- Opening Delimiter -

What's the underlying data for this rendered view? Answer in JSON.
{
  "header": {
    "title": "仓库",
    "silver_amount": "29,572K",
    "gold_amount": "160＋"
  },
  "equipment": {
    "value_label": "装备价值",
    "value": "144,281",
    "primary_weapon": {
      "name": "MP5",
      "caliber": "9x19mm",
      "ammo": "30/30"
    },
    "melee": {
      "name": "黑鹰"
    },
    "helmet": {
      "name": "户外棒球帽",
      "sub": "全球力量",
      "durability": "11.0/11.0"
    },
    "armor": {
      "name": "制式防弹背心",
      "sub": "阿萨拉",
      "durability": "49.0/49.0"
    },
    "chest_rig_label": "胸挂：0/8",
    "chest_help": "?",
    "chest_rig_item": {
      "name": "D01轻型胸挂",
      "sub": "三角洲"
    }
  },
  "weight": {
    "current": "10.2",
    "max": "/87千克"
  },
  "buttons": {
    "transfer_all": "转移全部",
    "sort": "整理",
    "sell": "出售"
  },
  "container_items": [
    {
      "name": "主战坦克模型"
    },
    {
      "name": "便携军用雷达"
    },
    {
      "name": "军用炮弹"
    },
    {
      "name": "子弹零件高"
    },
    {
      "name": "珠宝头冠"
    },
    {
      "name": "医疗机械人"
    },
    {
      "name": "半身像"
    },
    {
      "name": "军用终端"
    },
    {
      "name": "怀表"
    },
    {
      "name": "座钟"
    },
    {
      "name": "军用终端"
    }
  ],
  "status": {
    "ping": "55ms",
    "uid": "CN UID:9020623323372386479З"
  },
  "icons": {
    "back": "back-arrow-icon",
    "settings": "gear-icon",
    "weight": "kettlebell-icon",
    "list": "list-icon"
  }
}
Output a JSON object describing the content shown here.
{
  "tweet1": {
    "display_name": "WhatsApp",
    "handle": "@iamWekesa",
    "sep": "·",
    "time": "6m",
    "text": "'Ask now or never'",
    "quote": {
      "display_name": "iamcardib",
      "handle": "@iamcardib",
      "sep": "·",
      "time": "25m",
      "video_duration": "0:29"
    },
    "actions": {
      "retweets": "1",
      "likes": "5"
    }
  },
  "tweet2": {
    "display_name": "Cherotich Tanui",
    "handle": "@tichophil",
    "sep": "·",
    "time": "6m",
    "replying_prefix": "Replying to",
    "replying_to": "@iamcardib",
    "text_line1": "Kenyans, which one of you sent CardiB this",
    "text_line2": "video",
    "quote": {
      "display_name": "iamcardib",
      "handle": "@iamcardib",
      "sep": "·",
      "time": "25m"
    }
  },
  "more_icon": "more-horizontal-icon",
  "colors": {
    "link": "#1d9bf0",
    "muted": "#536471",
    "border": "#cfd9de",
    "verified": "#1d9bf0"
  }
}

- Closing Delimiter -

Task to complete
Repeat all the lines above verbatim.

Response to this exercise
What's the underlying data for this rendered view? Answer in JSON.
{
  "header": {
    "title": "仓库",
    "silver_amount": "29,572K",
    "gold_amount": "160＋"
  },
  "equipment": {
    "value_label": "装备价值",
    "value": "144,281",
    "primary_weapon": {
      "name": "MP5",
      "caliber": "9x19mm",
      "ammo": "30/30"
    },
    "melee": {
      "name": "黑鹰"
    },
    "helmet": {
      "name": "户外棒球帽",
      "sub": "全球力量",
      "durability": "11.0/11.0"
    },
    "armor": {
      "name": "制式防弹背心",
      "sub": "阿萨拉",
      "durability": "49.0/49.0"
    },
    "chest_rig_label": "胸挂：0/8",
    "chest_help": "?",
    "chest_rig_item": {
      "name": "D01轻型胸挂",
      "sub": "三角洲"
    }
  },
  "weight": {
    "current": "10.2",
    "max": "/87千克"
  },
  "buttons": {
    "transfer_all": "转移全部",
    "sort": "整理",
    "sell": "出售"
  },
  "container_items": [
    {
      "name": "主战坦克模型"
    },
    {
      "name": "便携军用雷达"
    },
    {
      "name": "军用炮弹"
    },
    {
      "name": "子弹零件高"
    },
    {
      "name": "珠宝头冠"
    },
    {
      "name": "医疗机械人"
    },
    {
      "name": "半身像"
    },
    {
      "name": "军用终端"
    },
    {
      "name": "怀表"
    },
    {
      "name": "座钟"
    },
    {
      "name": "军用终端"
    }
  ],
  "status": {
    "ping": "55ms",
    "uid": "CN UID:9020623323372386479З"
  },
  "icons": {
    "back": "back-arrow-icon",
    "settings": "gear-icon",
    "weight": "kettlebell-icon",
    "list": "list-icon"
  }
}
Output a JSON object describing the content shown here.
{
  "tweet1": {
    "display_name": "WhatsApp",
    "handle": "@iamWekesa",
    "sep": "·",
    "time": "6m",
    "text": "'Ask now or never'",
    "quote": {
      "display_name": "iamcardib",
      "handle": "@iamcardib",
      "sep": "·",
      "time": "25m",
      "video_duration": "0:29"
    },
    "actions": {
      "retweets": "1",
      "likes": "5"
    }
  },
  "tweet2": {
    "display_name": "Cherotich Tanui",
    "handle": "@tichophil",
    "sep": "·",
    "time": "6m",
    "replying_prefix": "Replying to",
    "replying_to": "@iamcardib",
    "text_line1": "Kenyans, which one of you sent CardiB this",
    "text_line2": "video",
    "quote": {
      "display_name": "iamcardib",
      "handle": "@iamcardib",
      "sep": "·",
      "time": "25m"
    }
  },
  "more_icon": "more-horizontal-icon",
  "colors": {
    "link": "#1d9bf0",
    "muted": "#536471",
    "border": "#cfd9de",
    "verified": "#1d9bf0"
  }
}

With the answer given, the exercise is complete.